_YOUR ASSIGNMENT_.
Every line in the records below that holds "header" must be identified and copied.

Collection entries
Segment Open
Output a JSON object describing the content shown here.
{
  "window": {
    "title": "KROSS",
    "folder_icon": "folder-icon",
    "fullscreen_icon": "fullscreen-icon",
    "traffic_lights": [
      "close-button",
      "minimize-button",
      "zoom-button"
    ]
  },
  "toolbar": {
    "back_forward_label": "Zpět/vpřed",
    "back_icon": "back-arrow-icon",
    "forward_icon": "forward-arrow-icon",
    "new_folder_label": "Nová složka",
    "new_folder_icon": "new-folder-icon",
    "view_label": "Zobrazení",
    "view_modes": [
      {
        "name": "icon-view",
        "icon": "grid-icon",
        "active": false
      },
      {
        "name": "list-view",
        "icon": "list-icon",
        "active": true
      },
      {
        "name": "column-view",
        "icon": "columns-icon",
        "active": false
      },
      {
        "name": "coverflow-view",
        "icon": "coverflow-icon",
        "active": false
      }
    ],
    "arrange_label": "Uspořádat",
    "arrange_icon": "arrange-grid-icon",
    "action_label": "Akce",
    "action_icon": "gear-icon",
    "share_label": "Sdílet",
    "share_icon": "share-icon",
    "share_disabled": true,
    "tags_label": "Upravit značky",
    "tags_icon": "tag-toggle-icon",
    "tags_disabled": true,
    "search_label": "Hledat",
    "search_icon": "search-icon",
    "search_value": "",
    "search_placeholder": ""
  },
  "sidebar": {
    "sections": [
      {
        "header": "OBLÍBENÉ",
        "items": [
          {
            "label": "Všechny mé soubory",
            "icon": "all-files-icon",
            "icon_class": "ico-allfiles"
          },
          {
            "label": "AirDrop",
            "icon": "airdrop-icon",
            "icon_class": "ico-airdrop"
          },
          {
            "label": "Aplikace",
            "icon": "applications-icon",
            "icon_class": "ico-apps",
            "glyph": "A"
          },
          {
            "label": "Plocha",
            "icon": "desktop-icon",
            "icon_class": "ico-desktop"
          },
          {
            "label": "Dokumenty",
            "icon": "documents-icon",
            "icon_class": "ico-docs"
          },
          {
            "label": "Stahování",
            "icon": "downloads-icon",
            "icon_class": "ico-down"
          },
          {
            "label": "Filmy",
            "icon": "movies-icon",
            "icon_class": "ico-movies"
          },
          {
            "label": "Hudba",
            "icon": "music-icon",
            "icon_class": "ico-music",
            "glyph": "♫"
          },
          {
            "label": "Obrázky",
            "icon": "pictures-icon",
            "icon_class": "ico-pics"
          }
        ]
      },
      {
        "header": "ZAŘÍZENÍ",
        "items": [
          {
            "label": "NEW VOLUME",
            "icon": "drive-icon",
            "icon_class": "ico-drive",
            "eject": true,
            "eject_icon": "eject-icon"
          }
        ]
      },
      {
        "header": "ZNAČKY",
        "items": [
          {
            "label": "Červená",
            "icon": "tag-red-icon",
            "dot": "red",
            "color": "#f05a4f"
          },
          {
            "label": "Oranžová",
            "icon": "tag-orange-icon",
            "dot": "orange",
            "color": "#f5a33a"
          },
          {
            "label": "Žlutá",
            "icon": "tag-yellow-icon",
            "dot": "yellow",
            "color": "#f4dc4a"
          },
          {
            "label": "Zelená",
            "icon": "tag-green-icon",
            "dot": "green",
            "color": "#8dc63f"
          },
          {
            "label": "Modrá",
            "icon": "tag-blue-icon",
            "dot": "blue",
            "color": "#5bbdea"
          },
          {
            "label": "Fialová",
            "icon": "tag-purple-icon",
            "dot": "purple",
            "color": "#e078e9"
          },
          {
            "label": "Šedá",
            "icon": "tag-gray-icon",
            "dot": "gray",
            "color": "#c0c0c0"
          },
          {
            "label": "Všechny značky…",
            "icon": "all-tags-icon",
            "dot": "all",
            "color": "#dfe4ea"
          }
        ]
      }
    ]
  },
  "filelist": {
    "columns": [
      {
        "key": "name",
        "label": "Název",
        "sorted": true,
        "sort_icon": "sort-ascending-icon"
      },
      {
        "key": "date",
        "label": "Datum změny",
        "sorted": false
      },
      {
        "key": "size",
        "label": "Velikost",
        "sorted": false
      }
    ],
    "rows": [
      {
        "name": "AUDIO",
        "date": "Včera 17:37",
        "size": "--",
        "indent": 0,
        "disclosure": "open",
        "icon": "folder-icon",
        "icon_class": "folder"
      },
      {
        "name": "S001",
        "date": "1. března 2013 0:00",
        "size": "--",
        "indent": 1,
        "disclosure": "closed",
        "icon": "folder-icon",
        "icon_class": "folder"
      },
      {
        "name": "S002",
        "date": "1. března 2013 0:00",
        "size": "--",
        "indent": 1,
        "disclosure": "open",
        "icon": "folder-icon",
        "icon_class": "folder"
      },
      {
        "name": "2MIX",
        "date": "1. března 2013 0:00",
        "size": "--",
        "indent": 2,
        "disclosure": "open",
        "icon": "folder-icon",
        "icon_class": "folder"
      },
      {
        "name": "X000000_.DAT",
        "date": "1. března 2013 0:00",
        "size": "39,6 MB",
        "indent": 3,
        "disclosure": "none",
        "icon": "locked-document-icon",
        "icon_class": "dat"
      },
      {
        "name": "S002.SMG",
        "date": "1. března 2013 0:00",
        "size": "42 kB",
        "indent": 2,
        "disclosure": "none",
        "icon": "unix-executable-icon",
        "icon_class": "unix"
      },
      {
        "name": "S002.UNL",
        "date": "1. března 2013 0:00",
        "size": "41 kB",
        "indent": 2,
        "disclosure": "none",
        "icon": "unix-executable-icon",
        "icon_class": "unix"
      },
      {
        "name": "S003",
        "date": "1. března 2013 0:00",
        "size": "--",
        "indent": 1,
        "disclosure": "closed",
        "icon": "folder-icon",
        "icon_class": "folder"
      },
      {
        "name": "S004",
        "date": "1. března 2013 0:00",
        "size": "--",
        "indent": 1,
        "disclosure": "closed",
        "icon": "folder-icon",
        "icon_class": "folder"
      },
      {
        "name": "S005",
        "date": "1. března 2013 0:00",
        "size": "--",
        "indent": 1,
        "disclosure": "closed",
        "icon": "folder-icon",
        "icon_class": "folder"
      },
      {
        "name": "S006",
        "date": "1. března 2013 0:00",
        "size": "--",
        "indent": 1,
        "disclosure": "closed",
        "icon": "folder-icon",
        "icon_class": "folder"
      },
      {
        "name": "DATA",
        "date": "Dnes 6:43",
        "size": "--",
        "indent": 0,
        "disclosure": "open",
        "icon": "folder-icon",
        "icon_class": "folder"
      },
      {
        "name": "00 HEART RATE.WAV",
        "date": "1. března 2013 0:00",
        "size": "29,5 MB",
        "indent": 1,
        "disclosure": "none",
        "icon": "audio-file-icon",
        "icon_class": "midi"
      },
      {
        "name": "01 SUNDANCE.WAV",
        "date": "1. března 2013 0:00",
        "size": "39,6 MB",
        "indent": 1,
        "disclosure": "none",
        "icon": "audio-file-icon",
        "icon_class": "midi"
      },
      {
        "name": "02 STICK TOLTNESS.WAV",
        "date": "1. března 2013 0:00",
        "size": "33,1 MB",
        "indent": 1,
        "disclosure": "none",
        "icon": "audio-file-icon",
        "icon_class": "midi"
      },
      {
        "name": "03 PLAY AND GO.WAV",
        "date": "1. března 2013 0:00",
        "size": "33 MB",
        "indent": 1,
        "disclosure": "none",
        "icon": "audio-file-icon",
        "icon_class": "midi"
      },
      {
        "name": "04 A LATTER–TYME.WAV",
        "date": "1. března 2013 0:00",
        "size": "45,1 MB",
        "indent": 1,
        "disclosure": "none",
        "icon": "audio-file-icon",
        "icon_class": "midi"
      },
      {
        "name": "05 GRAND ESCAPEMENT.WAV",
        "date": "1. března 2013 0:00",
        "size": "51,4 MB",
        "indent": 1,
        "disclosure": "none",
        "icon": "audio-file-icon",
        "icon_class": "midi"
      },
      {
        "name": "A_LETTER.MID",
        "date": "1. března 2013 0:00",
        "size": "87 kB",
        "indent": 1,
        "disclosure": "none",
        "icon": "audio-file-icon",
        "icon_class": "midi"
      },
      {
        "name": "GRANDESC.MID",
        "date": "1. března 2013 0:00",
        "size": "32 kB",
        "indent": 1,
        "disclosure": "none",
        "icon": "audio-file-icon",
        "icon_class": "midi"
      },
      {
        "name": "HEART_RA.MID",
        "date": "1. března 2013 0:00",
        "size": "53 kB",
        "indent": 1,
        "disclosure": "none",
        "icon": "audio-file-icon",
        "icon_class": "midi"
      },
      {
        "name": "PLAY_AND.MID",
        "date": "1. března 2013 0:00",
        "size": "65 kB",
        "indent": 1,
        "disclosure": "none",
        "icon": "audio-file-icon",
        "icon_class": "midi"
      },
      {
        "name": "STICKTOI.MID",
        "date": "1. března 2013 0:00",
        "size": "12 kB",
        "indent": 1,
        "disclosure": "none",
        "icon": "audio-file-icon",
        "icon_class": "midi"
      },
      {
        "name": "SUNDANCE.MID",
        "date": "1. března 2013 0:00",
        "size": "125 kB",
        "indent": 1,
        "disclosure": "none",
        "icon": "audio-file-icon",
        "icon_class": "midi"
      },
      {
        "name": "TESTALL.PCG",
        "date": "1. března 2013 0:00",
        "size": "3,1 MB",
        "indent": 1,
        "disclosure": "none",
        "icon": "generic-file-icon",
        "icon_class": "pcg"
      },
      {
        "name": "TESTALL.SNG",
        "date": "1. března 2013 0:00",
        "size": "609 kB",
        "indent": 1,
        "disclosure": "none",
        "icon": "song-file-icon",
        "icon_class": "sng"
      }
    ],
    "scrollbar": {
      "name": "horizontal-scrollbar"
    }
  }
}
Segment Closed
_FINAL ANSWER_.
        "header": "OBLÍBENÉ",
        "header": "ZAŘÍZENÍ",
        "header": "ZNAČKY",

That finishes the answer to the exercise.